As the financial year draws to a close, the fundraisers amongst us are breathing a sigh of relief knowing our tax-time appeals are now behind us.
The letters have been mailed, the emails are on their way, the thank-you notes are already written. We could almost be forgiven for putting our feet up for a bit.
But then we realise … it’s time to start gathering all that data for the annual report, including income, expenses, stories of impact, and so much more.
It all sounds so tedious. But don’t despair! We’ve got six ways to help ensure your annual report is far more exciting and donor-centric than ever before.
1. Remember the real purpose of your annual report
While it seems obvious that the annual report is a helpful tool for analysing our organisation’s performance, the truth is it can be so much more than just a bland collection of statements and statistics.
In fact, when you approach it from the donor’s perspective, your annual report is an incredibly powerful tool for fundraising! It provides the ideal opportunity to thank your donors for their support, and show them in detail how their partnership is making a difference.
2. Think of your annual report as the ultimate thank-you letter
At the end of each appeal, we send out thank-you letters to those people who have made a contribution, letting them know how their support is going to be put to use. Your annual report should be no different, filled with thanks and praise for the donor’s generosity.
3. Make the donor the hero of your annual report
From the front cover through to the last page, the annual report should paint a picture of everything that’s been achieved through the donor’s support. It’s so tempting to use annual reports as a way to build up staff members, directors, and the fundraising team. And while you definitely should do that, don’t forget that the entire contents of your annual report would not have been possible without your donors.
4. Begin section headings with “You”
If you’re a cat rescue agency, then don’t use the heading ‘Amount of cats rescued 2016-17’, try something more donor-centric like ‘You helped rescue more cats than ever before!’. That heading not only sounds more exciting, it also reinforces that the donor was the key to making it happen.

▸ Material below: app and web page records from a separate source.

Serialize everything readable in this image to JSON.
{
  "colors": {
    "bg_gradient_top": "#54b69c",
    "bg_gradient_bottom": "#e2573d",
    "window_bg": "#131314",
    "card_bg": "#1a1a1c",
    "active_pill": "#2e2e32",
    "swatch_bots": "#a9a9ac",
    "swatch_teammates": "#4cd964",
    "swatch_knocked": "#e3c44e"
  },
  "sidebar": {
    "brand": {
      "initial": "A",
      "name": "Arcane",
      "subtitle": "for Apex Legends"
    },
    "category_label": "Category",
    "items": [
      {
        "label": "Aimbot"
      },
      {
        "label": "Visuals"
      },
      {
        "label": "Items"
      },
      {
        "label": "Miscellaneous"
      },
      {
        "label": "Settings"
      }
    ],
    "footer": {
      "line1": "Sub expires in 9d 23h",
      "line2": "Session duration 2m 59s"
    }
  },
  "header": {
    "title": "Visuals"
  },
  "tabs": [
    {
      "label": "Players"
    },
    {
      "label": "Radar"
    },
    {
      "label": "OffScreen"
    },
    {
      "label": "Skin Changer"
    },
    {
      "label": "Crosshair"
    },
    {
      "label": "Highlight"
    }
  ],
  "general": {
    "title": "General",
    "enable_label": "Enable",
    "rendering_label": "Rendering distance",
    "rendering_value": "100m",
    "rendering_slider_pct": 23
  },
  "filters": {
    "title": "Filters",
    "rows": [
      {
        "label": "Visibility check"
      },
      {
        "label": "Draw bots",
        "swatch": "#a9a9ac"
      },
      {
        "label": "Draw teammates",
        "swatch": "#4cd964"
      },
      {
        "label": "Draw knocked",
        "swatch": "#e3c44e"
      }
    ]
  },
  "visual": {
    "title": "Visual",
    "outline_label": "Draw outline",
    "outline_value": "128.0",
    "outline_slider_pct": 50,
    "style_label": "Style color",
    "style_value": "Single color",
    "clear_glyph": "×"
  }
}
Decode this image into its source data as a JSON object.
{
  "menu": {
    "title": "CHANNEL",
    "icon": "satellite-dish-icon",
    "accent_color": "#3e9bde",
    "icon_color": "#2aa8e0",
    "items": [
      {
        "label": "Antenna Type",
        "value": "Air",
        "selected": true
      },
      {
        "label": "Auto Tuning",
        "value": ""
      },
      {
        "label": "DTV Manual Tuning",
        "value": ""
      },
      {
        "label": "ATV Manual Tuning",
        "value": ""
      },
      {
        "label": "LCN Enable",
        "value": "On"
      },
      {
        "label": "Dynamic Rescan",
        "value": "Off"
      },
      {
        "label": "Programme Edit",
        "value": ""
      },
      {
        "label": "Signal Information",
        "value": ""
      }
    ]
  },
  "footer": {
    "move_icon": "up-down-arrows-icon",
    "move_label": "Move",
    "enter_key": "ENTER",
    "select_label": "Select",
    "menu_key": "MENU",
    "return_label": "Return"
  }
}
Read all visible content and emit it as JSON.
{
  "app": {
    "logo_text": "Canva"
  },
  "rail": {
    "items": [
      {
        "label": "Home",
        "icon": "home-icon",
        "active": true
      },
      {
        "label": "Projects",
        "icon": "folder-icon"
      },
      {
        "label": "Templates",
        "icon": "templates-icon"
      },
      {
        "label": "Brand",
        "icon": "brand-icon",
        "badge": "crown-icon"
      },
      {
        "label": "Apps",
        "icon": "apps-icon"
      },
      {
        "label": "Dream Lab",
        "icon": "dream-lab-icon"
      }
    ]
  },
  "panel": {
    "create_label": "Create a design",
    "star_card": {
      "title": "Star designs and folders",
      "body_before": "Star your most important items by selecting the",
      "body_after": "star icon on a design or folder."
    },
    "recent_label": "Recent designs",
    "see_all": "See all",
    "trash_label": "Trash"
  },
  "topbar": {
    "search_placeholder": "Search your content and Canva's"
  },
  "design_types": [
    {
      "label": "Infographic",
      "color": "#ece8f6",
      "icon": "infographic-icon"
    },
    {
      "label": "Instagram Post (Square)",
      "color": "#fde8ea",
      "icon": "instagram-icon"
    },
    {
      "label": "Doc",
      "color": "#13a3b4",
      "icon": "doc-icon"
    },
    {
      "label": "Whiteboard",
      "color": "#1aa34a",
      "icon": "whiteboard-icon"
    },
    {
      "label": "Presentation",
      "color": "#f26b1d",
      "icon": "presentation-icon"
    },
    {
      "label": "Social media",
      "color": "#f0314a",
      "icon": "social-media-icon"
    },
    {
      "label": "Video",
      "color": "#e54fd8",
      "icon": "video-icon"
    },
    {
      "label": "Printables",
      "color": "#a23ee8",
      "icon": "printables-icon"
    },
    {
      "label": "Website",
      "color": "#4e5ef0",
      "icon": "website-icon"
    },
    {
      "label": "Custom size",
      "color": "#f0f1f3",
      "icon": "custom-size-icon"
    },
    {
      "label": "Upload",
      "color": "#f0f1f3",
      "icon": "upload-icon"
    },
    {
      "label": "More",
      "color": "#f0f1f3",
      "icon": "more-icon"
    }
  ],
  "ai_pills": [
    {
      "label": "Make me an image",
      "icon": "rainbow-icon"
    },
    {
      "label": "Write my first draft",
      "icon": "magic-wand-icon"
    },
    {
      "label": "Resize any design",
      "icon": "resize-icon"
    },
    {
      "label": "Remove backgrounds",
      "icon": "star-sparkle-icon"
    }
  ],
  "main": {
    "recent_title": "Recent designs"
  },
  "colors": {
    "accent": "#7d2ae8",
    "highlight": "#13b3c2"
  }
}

5. Link dry statistics to emotional impact
It’s so tempting to take the easy way out and just list every statistic you can find, without any real connection to impact. But just imagine the difference it will make to donors when they read about the real impact behind the statistic.
For example, if your organisation helps refugees learn English, you could simply quote a statistic such as ‘We held 128 classes in Sydney, Melbourne and Perth…’. Alternatively, you could infuse some emotion into the report by adding the following … ‘which means hundreds of refugee families across Australia now have a better chance at finding employment and experiencing the life they always dreamed of’.
6. Make it personal through stories and images
While it’s great for your donors to know that 5,000 kids received school breakfasts last year, they will be so much more excited by an accompanying photo and short paragraph about just one of these children.
For example, ‘Mia was losing concentration at school, but thanks to your support, she and thousands of hungry South Australian kids like her are getting the essential food they needed to succeed at school’.
Want to get more excited about your annual report? Then remember to keep it donor-centric as you thank donors for the incredible impact they’ve had through their donations this year. It will be a great encouragement to them, and could just lift donations as donors begin to feel even more motivated to show their support in the year ahead.